Egypt recently mourned the death of veteran actor Gamil Ratib who departed our world on 19 September at 92, in a Cairo hospital.
Ratib was famous for playing the aristocrat or the lovable villain. In a career that spanned 65 years, he acted in 100 Egyptian and international films, winning awards and a Légion d’Honneur de Grade de Chevalier for his role in the 1967 “Peau d’Espion”.
Between Cairo and Paris
Ratib was born into Egypt’s aristocracy; his father came from a wealthy, respected family and his mother was the niece of Hoda Shaarawi who spearheaded Egypt’s feminist movement in the 1920s. Ratib was always vocal about his pride of being related to her.
Following school years spent in Cairo, Ratib was sent to Paris to study law. Instead, he went into acting which became a life passion for him. He joined the Comédie Française, performing in several plays.
Ratib made his film debut in “I Am The East” in 1945, and was cast in the American production “Trapeze” (1956) along with Hollywood stars Burt Lancaster and Tony Curtis. He went on to play leading roles in French films such as “Deuxième Bureau Contre Terroristes” (1961), “Réseau Secret” (1967), and “L’Alphomega” (1973).
The great leap forward in Ratib’s career came with David Lean’s 1962 epic “Lawrence of Arabia” which starred Anthony Quinn and Omar Sharif, and in which Ratib played an Arab named Majid. He once said on Egyptian TV that Quinn remained a very good friend of his.
In the 1970s, Ratib returned to Egypt where he took leading roles in films and TV dramas. His screen presence and personal style earned him the love of audiences and raised him to celebrity status across the Arab World.
He lived between Cairo and Paris where he continued to act in films including “L’Étoile du Nord” (1982), and “Un été à La Goulette” (1996).
In Egypt, he shone in numerous films, among them “No Consolation for Women”, “Love in Prison”, “The Beginning”, and “Birds of the Dark”. His TV dramas included “Wanees Diary”, “The White Flag”, “The Friends”, and “Face of the Moon”.
The white flag
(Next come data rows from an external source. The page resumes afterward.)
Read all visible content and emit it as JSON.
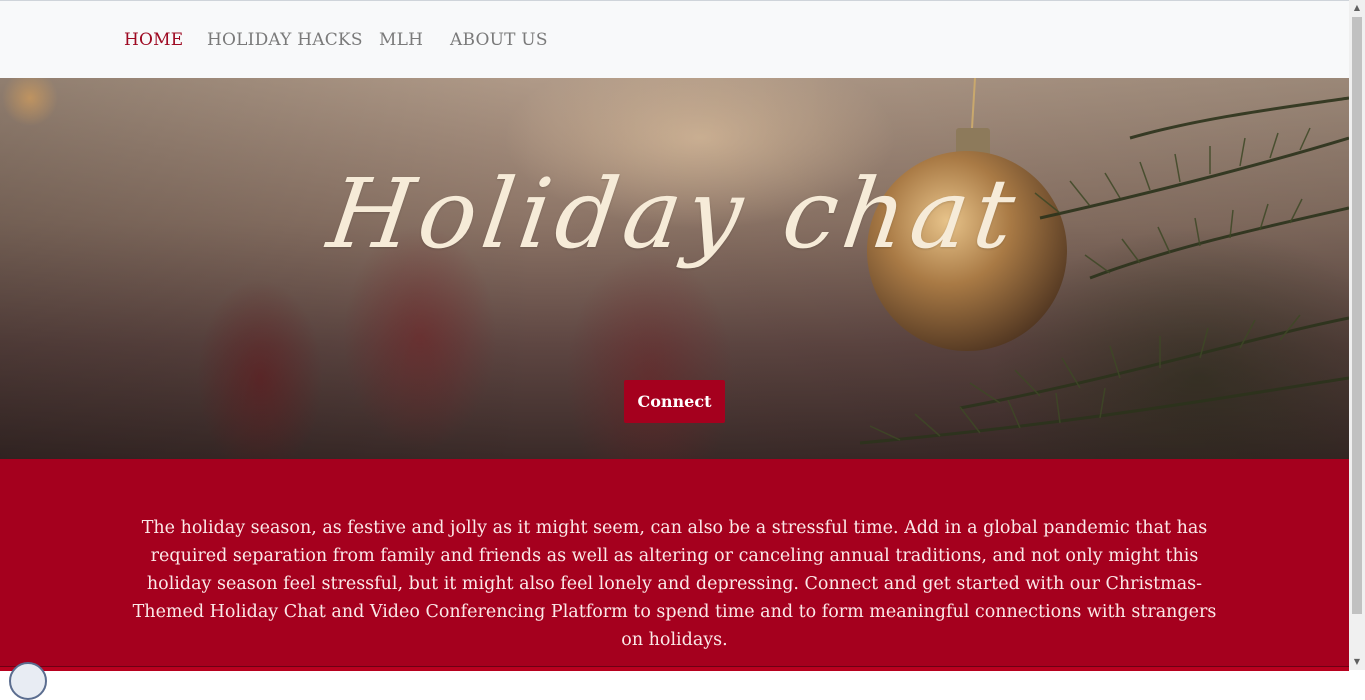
{
  "nav": {
    "items": [
      {
        "label": "HOME",
        "active": true
      },
      {
        "label": "HOLIDAY HACKS",
        "active": false
      },
      {
        "label": "MLH",
        "active": false
      },
      {
        "label": "ABOUT US",
        "active": false
      }
    ]
  },
  "hero": {
    "title": "Holiday chat",
    "connect_label": "Connect",
    "background_image": "blurred-christmas-stockings-and-gold-ornament-on-tree"
  },
  "about": {
    "text": "The holiday season, as festive and jolly as it might seem, can also be a stressful time. Add in a global pandemic that has required separation from family and friends as well as altering or canceling annual traditions, and not only might this holiday season feel stressful, but it might also feel lonely and depressing. Connect and get started with our Christmas-Themed Holiday Chat and Video Conferencing Platform to spend time and to form meaningful connections with strangers on holidays."
  },
  "colors": {
    "brand_red": "#a5001e",
    "nav_active": "#9e0a22",
    "nav_text": "#7a7a7a",
    "navbar_bg": "#f8f9fa",
    "title_cream": "#f6ebd8"
  },
  "icons": {
    "scroll_up": "scroll-up-arrow-icon",
    "scroll_down": "scroll-down-arrow-icon",
    "chat": "chat-widget-icon"
  }
}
Especially memorable among Egyptians is his role in the 1988 TV drama “Al-Raya al-Beida” (The White Flag) where he played the retired diplomat Moufid Abul-Ghar who comes from an aristocratic family and lives in a splendid villa on Alexandria’s waterfront Corniche, which he had inherited from his family. He indulges in a life of reading, enjoying the company of lifelong friends, frequenting art exhibitions, theatres, and music halls, where he makes friends with young artists, academicians, musicians, and a young journalist. His villa, in the meantime, gets eyed by Muallima Fadda al-Maadawi, a vulgar woman, uneducated, nouveau riche fish trader who made it big, and who now wishes to pull the villa down and build on its prime location a luxury apartment building that is sure to land her a fortune. She offers him a handsome sum to buy the villa, and is stunned by his rejection. No matter how high she raises the price, he adamantly insists the villa is not for sale. Wielding the huge influence her money can buy, she wages a vicious battle against him on all possible fronts. He persists in rejecting the sale of his inheritance till, finally, he finds he can no longer persist in the inequitable fight. He raises the white flag, giving in to Muallima Fadda.
The drama ends with the bulldozer approaching to demolish the villa as a beaten and broken-hearted ex-owner watches, and an exulting, boisterous Muallima expectantly eggs it on. But a surprise is in store: all the young friends he had made come in with their friends and stand before the bulldozer, prohibiting the demolition. They succeed in getting a decision issued by the authorities against pulling down the heritage villa. The drama written by Osama Anwar Okasha was based on a true story. Sadly, the villa was pulled down in 2010 after it had undergone severe damages.
26 September 2018